What did Susan Silton do?
Susan Silton’s piece Inside Out is regarded in two parts, while it is an exploration of the duality of stripes as mutually a signifier and as an extremely utilized decorative pattern. Her installation “inside” functioned as a store chock-full with numerous striped objects for sale, exposing the innocent function of stripes to decorate (and make more appealing) average consumer objects. “Outside,” covering the entire museum, laid fumigation tents frequently seen in the Los Angeles landscape covered in bright colors and, needless to say, stripes. Such tents often serve as exterior indicators of a pest infestation beneath it and are the recognized remedy for containing such infestation. However, these striped fumigation tents suggest one of the stripe’s supposed historical functions as a symbol of otherness (long ago, society’s outcasts, including clowns, and prostitutes were marked to wear).
It seems that both fumigation tents and stripes are related to the function of othering those contaminated, whether socially contaminated for supposed moral reasons or for reasons of infestation – either way, these serve/served to single out people who are in one way or another deemed unclean or undesirable within mainstream society. The stripe has evolved over the years into a decorative item, made clear with the sale items covered in bright, aesthetically pleasing stripes that are pretty enough to be a candy wrapper.
Why did she do it?

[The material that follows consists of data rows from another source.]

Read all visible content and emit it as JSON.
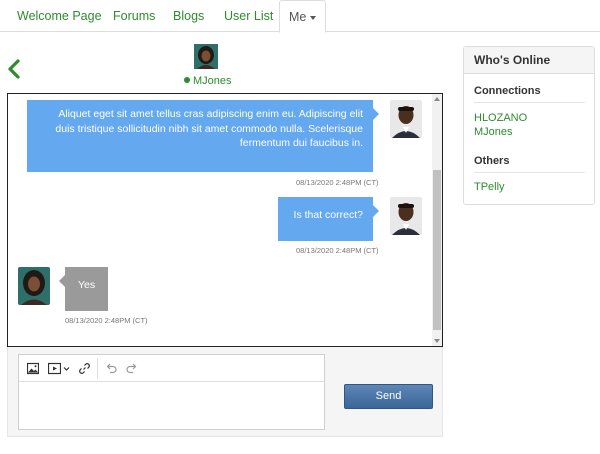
{
  "nav": {
    "tabs": [
      {
        "label": "Welcome Page"
      },
      {
        "label": "Forums"
      },
      {
        "label": "Blogs"
      },
      {
        "label": "User List"
      },
      {
        "label": "Me"
      }
    ]
  },
  "chat": {
    "peer_name": "MJones",
    "messages": [
      {
        "text": "Aliquet eget sit amet tellus cras adipiscing enim eu. Adipiscing elit duis tristique sollicitudin nibh sit amet commodo nulla. Scelerisque fermentum dui faucibus in.",
        "timestamp": "08/13/2020 2:48PM (CT)"
      },
      {
        "text": "Is that correct?",
        "timestamp": "08/13/2020 2:48PM (CT)"
      },
      {
        "text": "Yes",
        "timestamp": "08/13/2020 2:48PM (CT)"
      }
    ]
  },
  "composer": {
    "send_label": "Send"
  },
  "online": {
    "title": "Who's Online",
    "connections_title": "Connections",
    "connections": [
      "HLOZANO",
      "MJones"
    ],
    "others_title": "Others",
    "others": [
      "TPelly"
    ]
  },
  "colors": {
    "link_green": "#2e8b2e",
    "sent_bubble": "#64a8f0",
    "received_bubble": "#9a9a9a",
    "send_button": "#3a6699"
  }
}
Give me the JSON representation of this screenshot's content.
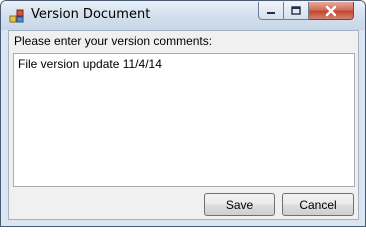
{
  "window": {
    "title": "Version Document",
    "app_icon": "version-app-icon",
    "controls": {
      "minimize_icon": "minimize-icon",
      "maximize_icon": "maximize-icon",
      "close_icon": "close-icon"
    }
  },
  "form": {
    "prompt_label": "Please enter your version comments:",
    "comments_value": "File version update 11/4/14"
  },
  "buttons": {
    "save_label": "Save",
    "cancel_label": "Cancel"
  },
  "colors": {
    "close_button": "#c3472f",
    "titlebar": "#d5e1ee",
    "client_background": "#f0f0f0"
  }
}
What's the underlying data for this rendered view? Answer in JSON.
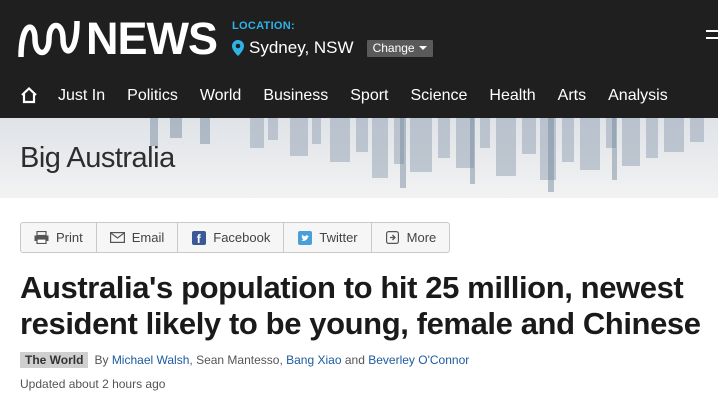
{
  "brand": {
    "name": "NEWS"
  },
  "location": {
    "label": "LOCATION:",
    "city": "Sydney, NSW",
    "change_label": "Change"
  },
  "nav": {
    "items": [
      "Just In",
      "Politics",
      "World",
      "Business",
      "Sport",
      "Science",
      "Health",
      "Arts",
      "Analysis"
    ]
  },
  "section": {
    "title": "Big Australia"
  },
  "share": {
    "print": "Print",
    "email": "Email",
    "facebook": "Facebook",
    "twitter": "Twitter",
    "more": "More"
  },
  "article": {
    "headline": "Australia's population to hit 25 million, newest resident likely to be young, female and Chinese",
    "topic": "The World",
    "by": "By",
    "authors": [
      "Michael Walsh",
      "Sean Mantesso",
      "Bang Xiao",
      "Beverley O'Connor"
    ],
    "and": "and",
    "updated": "Updated about 2 hours ago"
  },
  "colors": {
    "header_bg": "#1f1f1f",
    "location_accent": "#2fb3e6",
    "link": "#1d5aa0"
  }
}
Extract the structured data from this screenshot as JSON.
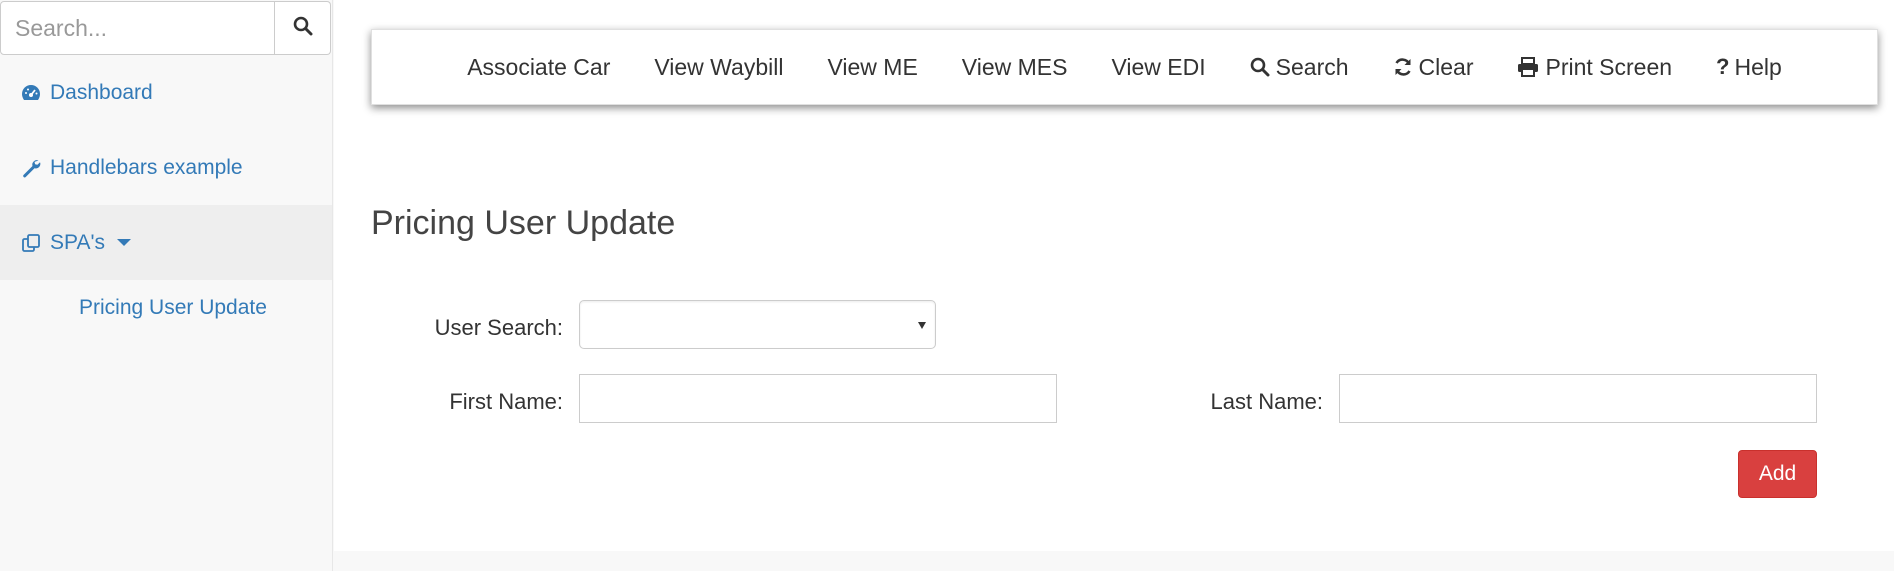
{
  "sidebar": {
    "search": {
      "placeholder": "Search...",
      "icon": "search-icon"
    },
    "items": [
      {
        "label": "Dashboard",
        "icon": "dashboard-icon"
      },
      {
        "label": "Handlebars example",
        "icon": "wrench-icon"
      },
      {
        "label": "SPA's",
        "icon": "clone-icon",
        "expanded": true
      }
    ],
    "subitems": [
      {
        "label": "Pricing User Update"
      }
    ]
  },
  "toolbar": {
    "items": [
      {
        "label": "Associate Car"
      },
      {
        "label": "View Waybill"
      },
      {
        "label": "View ME"
      },
      {
        "label": "View MES"
      },
      {
        "label": "View EDI"
      },
      {
        "label": "Search",
        "icon": "search-icon"
      },
      {
        "label": "Clear",
        "icon": "refresh-icon"
      },
      {
        "label": "Print Screen",
        "icon": "print-icon"
      },
      {
        "label": "Help",
        "icon": "question-icon"
      }
    ]
  },
  "main": {
    "title": "Pricing User Update",
    "form": {
      "user_search_label": "User Search:",
      "user_search_value": "",
      "first_name_label": "First Name:",
      "first_name_value": "",
      "last_name_label": "Last Name:",
      "last_name_value": "",
      "add_label": "Add"
    }
  },
  "colors": {
    "link": "#337ab7",
    "danger": "#d9403f",
    "sidebar_bg": "#f8f8f8",
    "active_bg": "#eeeeee"
  }
}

More than anything else, Silton’s installation is a social experiment or a study, looking at the evolution of semiotics in contemporary times, the representation of beauty and othering (or singling out)- and how the means of representation are interchangeable. Silton’s experiment is pure brilliance, as she demonstrates how something that once was worn as a marker of what was thought of moral depravity (such as the scarlet letter) is now on baby’s clothes, throw pillows and other middle-class furnishings. Inside Out, if anything, will leave you thinking about the ways semiotics changes through time.